    What is to give light must endure burning.

    Top
    #232299 - 07/18/16 11:43 AM Re: music stagnating with 6 year old [Re: George C]
    sanne Offline
    Member

    Registered: 06/30/16
    Posts: 289
    Originally Posted By: George C
    Oh, I wanted to add...

    Too often piano curriculum over-teaches note correctness and underteaches things like phrasing, articulation, and dynamics. And so you end up with a lot of piano students after a few years that are hyper-aware of when they make a note mistake but seem completely unaware of the other 9 elements.


    Agreed! Last winter I asked my cousin - a middle school music teacher - for intermediate music theory resources for my then-8-year-old. My cousin chewed me out, included in his rant was that an 8-year-old "cannot recognize musical phrases". Hah, BS, my son does.

    Articulation, phrasing, dynamics are sorely under-taught. Unfortunate, since these *are* the difference between human musical artistry and robots. Computer programs and robots can play piano notes and rhythms, but that's not music (in my opinion). Reading music is like translating a foreign language.
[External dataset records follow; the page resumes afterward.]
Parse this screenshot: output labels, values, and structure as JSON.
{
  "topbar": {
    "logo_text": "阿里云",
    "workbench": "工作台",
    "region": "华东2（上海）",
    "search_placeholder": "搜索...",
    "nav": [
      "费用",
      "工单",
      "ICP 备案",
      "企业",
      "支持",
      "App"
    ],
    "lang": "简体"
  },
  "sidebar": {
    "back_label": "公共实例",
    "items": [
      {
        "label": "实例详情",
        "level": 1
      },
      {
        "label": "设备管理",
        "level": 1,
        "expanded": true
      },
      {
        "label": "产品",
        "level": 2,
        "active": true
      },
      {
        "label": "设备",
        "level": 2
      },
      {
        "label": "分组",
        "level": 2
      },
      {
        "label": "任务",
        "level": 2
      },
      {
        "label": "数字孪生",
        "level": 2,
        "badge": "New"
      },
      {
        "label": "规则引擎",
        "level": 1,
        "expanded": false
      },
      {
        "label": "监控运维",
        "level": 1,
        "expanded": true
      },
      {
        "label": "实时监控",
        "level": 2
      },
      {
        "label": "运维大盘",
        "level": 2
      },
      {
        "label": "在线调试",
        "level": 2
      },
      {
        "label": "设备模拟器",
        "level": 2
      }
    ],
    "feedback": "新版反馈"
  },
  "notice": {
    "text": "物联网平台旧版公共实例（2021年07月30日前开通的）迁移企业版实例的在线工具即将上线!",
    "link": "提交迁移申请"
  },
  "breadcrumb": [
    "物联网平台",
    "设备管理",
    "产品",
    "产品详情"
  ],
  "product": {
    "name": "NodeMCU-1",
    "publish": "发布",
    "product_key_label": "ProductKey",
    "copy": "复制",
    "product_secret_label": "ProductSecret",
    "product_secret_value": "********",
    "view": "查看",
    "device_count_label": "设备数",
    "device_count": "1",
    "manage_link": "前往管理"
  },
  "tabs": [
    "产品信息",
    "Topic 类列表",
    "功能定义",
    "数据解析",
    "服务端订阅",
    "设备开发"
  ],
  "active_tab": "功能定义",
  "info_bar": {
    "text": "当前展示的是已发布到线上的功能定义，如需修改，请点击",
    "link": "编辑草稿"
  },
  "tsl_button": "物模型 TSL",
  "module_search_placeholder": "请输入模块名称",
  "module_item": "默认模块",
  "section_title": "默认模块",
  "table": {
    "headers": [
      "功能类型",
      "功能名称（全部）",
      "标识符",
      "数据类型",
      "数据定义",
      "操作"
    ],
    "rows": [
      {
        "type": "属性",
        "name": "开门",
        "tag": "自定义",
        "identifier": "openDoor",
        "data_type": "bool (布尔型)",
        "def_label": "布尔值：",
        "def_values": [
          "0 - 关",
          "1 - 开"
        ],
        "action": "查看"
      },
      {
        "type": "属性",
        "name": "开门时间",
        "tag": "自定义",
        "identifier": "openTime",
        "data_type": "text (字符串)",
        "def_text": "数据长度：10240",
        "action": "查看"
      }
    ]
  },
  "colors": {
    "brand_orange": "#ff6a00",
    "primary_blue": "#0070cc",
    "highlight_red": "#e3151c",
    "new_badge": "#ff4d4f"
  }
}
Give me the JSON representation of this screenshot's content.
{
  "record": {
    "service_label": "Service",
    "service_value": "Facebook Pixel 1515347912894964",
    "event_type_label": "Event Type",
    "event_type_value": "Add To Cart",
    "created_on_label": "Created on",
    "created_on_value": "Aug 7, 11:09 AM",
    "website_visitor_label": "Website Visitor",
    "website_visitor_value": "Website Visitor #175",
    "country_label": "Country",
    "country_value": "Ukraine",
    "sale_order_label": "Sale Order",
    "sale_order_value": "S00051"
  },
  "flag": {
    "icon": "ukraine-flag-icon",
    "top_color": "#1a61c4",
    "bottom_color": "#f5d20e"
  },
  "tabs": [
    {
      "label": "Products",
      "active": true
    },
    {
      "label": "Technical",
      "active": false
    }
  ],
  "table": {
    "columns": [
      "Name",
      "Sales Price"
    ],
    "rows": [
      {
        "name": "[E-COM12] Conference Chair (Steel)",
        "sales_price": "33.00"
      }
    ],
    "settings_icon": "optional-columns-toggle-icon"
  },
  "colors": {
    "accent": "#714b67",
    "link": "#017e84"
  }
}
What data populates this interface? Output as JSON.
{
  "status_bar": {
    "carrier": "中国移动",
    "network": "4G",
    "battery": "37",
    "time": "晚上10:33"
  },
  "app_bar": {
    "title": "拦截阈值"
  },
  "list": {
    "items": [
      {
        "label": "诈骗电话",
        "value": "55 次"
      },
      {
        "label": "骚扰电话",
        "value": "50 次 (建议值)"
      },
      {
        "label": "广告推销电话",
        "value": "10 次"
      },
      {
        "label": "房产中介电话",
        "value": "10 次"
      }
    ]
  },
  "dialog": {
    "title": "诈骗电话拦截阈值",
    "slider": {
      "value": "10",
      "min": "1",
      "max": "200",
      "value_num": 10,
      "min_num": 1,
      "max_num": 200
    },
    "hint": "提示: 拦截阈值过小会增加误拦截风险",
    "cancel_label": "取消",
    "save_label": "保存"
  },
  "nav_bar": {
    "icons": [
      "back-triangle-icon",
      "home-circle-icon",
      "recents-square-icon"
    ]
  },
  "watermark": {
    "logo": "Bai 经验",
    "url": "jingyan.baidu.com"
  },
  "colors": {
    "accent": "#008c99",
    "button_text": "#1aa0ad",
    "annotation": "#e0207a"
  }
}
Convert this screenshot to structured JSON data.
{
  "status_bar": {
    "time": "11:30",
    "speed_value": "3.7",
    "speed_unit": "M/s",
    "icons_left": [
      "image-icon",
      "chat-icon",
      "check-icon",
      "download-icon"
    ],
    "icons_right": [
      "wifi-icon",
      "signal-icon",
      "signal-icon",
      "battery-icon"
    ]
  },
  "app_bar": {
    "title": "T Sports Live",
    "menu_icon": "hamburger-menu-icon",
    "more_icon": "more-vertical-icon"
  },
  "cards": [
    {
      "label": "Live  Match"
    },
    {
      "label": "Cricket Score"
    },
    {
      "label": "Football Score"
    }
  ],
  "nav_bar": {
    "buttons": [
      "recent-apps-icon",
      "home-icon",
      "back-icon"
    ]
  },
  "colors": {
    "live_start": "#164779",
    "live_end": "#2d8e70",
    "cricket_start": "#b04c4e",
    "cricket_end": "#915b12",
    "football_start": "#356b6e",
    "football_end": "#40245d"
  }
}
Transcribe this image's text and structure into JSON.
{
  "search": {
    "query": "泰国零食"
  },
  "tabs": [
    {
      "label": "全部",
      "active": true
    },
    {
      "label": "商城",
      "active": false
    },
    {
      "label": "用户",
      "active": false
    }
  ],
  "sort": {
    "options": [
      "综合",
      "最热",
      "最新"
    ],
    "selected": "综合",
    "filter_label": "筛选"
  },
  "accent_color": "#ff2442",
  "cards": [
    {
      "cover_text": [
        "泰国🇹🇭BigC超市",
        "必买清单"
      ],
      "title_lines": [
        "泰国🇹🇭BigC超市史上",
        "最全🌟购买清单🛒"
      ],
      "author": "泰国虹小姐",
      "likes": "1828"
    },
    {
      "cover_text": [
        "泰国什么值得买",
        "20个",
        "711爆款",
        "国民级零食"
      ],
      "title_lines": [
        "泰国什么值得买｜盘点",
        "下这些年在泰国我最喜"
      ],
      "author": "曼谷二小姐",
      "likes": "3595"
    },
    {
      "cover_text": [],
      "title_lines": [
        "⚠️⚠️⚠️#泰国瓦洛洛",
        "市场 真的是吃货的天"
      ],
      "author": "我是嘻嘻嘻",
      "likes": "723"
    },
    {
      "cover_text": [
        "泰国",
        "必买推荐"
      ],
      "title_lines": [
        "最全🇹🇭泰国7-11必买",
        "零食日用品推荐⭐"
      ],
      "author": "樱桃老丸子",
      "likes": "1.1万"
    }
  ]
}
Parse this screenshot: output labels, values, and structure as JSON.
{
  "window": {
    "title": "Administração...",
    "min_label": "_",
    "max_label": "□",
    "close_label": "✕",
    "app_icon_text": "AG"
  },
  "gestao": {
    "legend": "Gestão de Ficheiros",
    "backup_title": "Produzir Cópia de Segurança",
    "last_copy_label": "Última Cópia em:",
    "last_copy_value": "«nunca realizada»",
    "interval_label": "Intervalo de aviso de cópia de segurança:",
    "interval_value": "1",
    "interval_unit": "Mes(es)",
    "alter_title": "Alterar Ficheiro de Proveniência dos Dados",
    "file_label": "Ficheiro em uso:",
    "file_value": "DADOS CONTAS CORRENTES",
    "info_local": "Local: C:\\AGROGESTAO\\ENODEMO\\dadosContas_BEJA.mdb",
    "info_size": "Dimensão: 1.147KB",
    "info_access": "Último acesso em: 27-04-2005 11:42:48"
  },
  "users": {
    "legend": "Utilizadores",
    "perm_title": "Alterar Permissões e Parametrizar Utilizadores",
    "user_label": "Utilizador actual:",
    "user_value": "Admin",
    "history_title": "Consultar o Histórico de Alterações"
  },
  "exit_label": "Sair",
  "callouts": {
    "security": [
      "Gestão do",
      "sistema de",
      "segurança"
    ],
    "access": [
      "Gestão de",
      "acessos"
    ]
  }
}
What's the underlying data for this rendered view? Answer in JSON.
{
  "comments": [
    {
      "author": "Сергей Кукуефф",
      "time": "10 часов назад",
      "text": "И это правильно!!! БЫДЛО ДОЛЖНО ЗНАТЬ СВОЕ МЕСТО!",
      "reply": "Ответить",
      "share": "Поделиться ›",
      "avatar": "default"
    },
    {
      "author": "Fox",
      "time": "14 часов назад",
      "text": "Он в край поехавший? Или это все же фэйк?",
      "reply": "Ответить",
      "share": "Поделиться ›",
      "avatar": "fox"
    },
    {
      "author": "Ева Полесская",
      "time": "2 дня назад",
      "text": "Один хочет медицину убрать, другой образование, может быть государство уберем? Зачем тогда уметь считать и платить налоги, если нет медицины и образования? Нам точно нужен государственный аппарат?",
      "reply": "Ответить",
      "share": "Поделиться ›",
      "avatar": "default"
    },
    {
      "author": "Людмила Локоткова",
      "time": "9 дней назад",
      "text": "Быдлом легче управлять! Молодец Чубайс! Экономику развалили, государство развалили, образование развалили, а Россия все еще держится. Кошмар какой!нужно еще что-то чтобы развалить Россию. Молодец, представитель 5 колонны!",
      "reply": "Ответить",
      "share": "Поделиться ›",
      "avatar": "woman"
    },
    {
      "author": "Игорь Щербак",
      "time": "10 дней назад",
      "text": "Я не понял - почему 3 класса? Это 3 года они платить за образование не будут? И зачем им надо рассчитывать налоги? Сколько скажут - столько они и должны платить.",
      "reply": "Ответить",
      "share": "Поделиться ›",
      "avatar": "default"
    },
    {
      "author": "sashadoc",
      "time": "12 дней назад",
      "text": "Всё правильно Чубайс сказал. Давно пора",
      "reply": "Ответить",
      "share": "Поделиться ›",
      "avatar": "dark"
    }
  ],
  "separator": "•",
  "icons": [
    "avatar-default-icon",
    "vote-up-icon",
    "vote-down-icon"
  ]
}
You can understand what it means and copy the sounds, but without articulation, phrasing, and dynamics you can't speak the language to be understood.

    Top
    #232337 - 07/19/16 11:59 AM Re: music stagnating with 6 year old [Re: Mahagogo5]
    Mahagogo5 Offline
    Member

    Registered: 06/11/12
    Posts: 517
    so many responses! DH and I were both musically inclined as kids and not at all encouraged by our parents so we both have a bit of baggage in this, although we are both very mindful that we don't want to drive her away from it. It's important to us that DD grows up with some artistic outlet of some form that she can use a means of expression/relaxation when she is an adult. We also see music important in and of itself, so I guess it's safe to say we value her continuing in music. However I want to make it clear that if at anytime she says she wants to quit we would let her. Already at 6 she has chosen a number of activities and refused to quit any of them (we have forced her to leave a couple). So I'm not bothered about giving her a quitters attitude!

    I do sit with her when she practises, she resists and then has a go, but its rarely a success. She def finds the books to be dull, she can hear a song on the radio and then play it (one note at a time - no chords) a few weeks later without hearing it again. I know she hasn't heard it since being as we generally don't play the radio and stick to stuff we know and love. She wants to play the flute but I understand she is too young at this stage. I would love for her to just mess about on the piano and take "music" lessons but she won't give up her teacher.

    I think I will give it one last serious attempt at practising (as per Mana's suggestion) and then just chill out and see what happens as she gets older.

    Top
    #232339 - 07/19/16 01:24 PM Re: music stagnating with 6 year old [Re: Mahagogo5]
    polarbear Offline
    Member

    Registered: 09/29/11
    Posts: 3363
    Originally Posted By: Mahagogo5
    She wants to play the flute but I understand she is too young at this stage.


    Mahogogo5, if she really wants to learn how to play flute, she's not too young - there is a hooked head piece for the flute that bends in order to make the flute shorter than typical, specifically for young players. So from a technical standpoint, I wouldn't let age stand in the way of flute lessons if she's interested. OTOH, if she's only thinking of flute as a passing whimsy it would be better to wait until she's older and you don't have to invest in the special piece smile

    polarbear

    Top
    Page 2 of 3 < 1 2 3 >


    Moderator:  M-Moderator 
    Recent Posts
    Renaissance STAR assessment
    by Yanaz
    10/20/21 10:07 PM
    His doc is shocked.
    by aeh
    10/20/21 01:45 PM
    New York City to Phase Out Its Gifted and Talented
    by Wren
    10/20/21 08:49 AM
    Acceleration in high school
    by aeh
    10/17/21 05:56 PM
    Girls and autism
    by indigo
    10/16/21 09:57 PM
    Davidson Institute Twitter